1) Too much contention
You claim to have multi-threaded applications. Multi-threaded model does not mean faster. Your apps will not get the boost from multi-threaded model and multiple CPU/cores if you have too much contention, blocking and waiting. Review your threading model and weed out contention. Excessive contention will reduce your app performance as load increases. Adding more CPUs won’t result in performance improvements.
2) Bad data model
Does your app access data? Is your app write or read heavy? Your app performance will suffer if your data model does not optimize for most common set of use cases. Say you have a read intensive app and you store data in SQL. Improper data model design, bad index choices will kill your application performance. Carefully look at the use cases and scenarios and examine how your data model supports it.
3) Too much synchronous IO
Does your application wait fora database or messaging to get back to the user? If so, consider swapping from synchronous to asynchronous communication model. This way your app can return back to the user quickly and let the processing take its course in the background.
Request completion can be reported back to the user asynchronously much later without imposing a blocking wait and making your users wait.
4) Bad UI/UX design
Yes, your application will be slow simply because it takes too much time to figure out what to do, if your UI is not well designed. Most app developers focus on how long it takes to click, generate report, display a chart, etc. What about how long it takes to figure things out? That is part of your application performance and ultimately affects the quality of service. Focus on UI design and user experience and it will make your application faster.
5) Resources vs Workload Mismatch
Poor capacity planning can literally kill your app no matter how well it is designed: limited memory, heap, not enouph CPU, poor heap/GC model for java applications. We all know what happens with java apps when GC kicks in — hangs, timeouts etc. Most shops throw hardware or VM instances at this problem, which can alleviate the problem to a certain degree. Tuning java GC can be very challenging for server apps with varying workloads.
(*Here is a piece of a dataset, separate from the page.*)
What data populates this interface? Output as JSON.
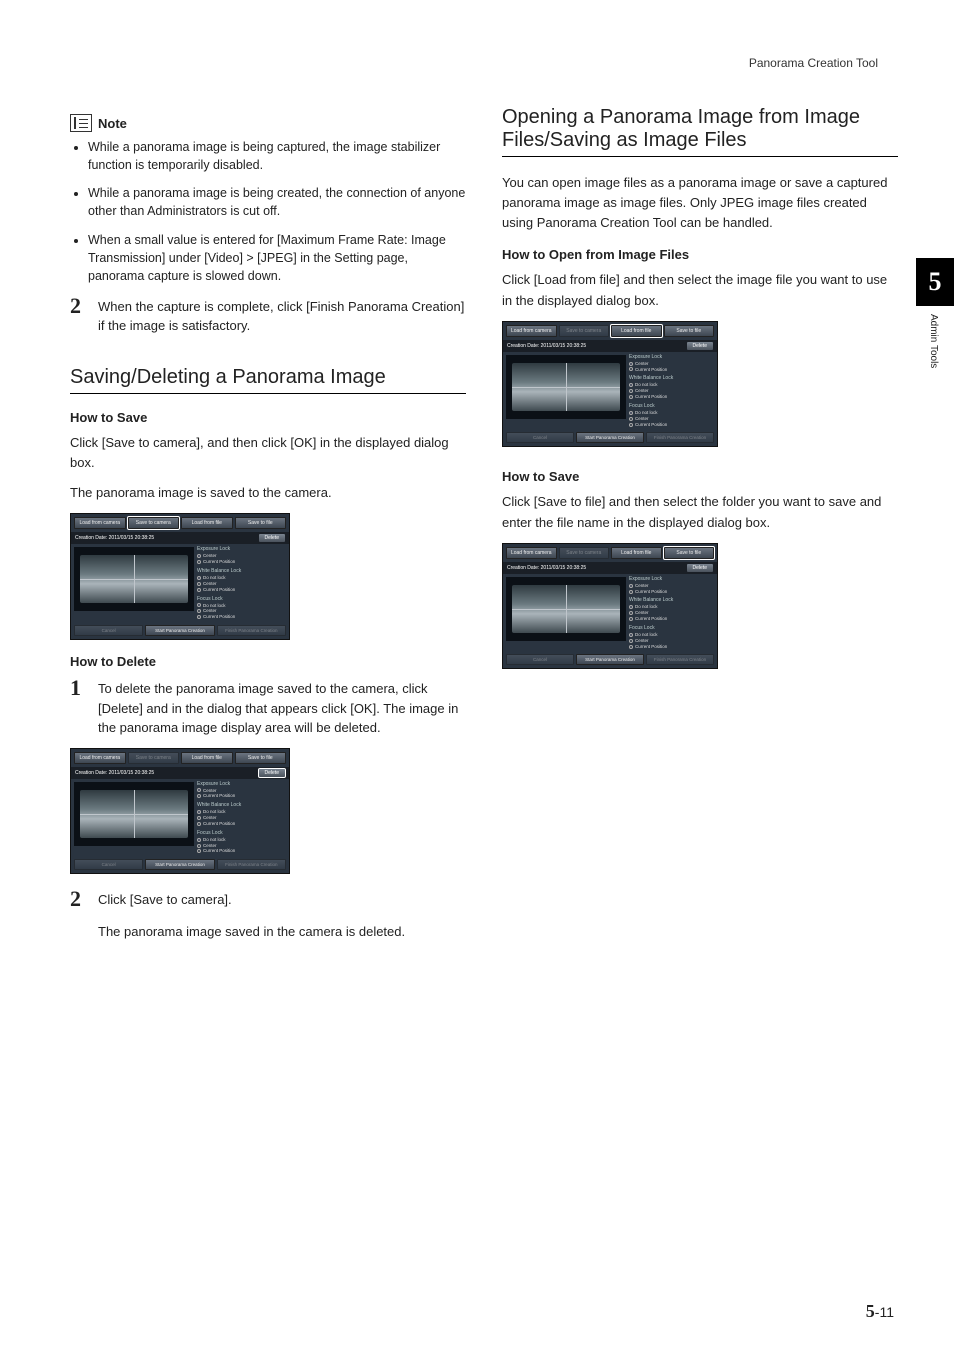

Having a good handle on the application workload vs available resources is critical for optimal application performance.
6) Bottleneck effect
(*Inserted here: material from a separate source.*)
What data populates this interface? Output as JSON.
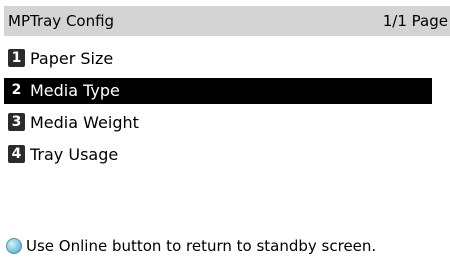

No matter how well your application is designed it will be as slow as your slowest link. Network, DB, application servers — all have to be fast to deliver optimal performance. Pay attention to infrastructure components that follow hub and spoke, sink models. Any hub or a sink can become a performance killer. Typical examples of hubs and sinks are: web servers, brokers, databases, routers, middleware. Relieve hub/spoke dependencies, use redundant, replicated infrastructure, and eliminate bottlenecks by removing single points of failure.
7) Too much linear processing
Sometimes your application just needs a lot of processing that takes a lot of computations on a lot of data. It takes time. Why do it serially?
Attempt to break the problem into smaller pieces and execute your tasks in parallel. Consider clustered computing platforms such as Spark, STORM, MapReduce to execute tasks in parallel across a cluster of servers. Aggregate your data in advance and reduce data processing overhead for most common use cases.
Optimize your data model for how it will be used and not just on how efficiently the data is stored. You will have to compromise somethings to get faster processing in return.
8) Lack of tools and process
Things break, slow down – entropy is everywhere especially in your apps. Do you know when things fail or slow down? Do you have the tools to deal with performance bottlenecks and failures? Adopting a solid methodology such as DevOps will go a long way to ensure your apps are at their best.
There is never too fast. Your apps could always be better, faster, and snappier. Establish a good handshake between end-user, Ops and Dev and watch your app quality improve. Consider Unified Application Analytics platforms that let you consolidate end-user, performance, logs and other application and infrastructure metrics into a single view. Having to jump from tool to tool to get visibility will drive you crazy and add time to MTTR (mean time to repair).
9) Bad developers
Dump developers who don’t pay attention to performance. Today it is easy to write bloated code that works but slow. In java for example, developers who have a good grasp of C/C++ as well as assembler understand performance better than developers who only work with higher level languages. Understanding hardware, OS, memory management and IO is a huge plus, especially when delivering high performing applications.
10) Mismatched performance expectations
You think your application is fast but your end-users think it’s slow. Why? Your application performance is very much dependent on end-user expectations. What is fast for some is very slow for others. For some, a few seconds response time is fast, for others eternity. Compare performance expectations of a high frequency trader vs someone buying a TV on eBay or Amazon. There is a huge difference in performance expectations. Know your user and design accordingly.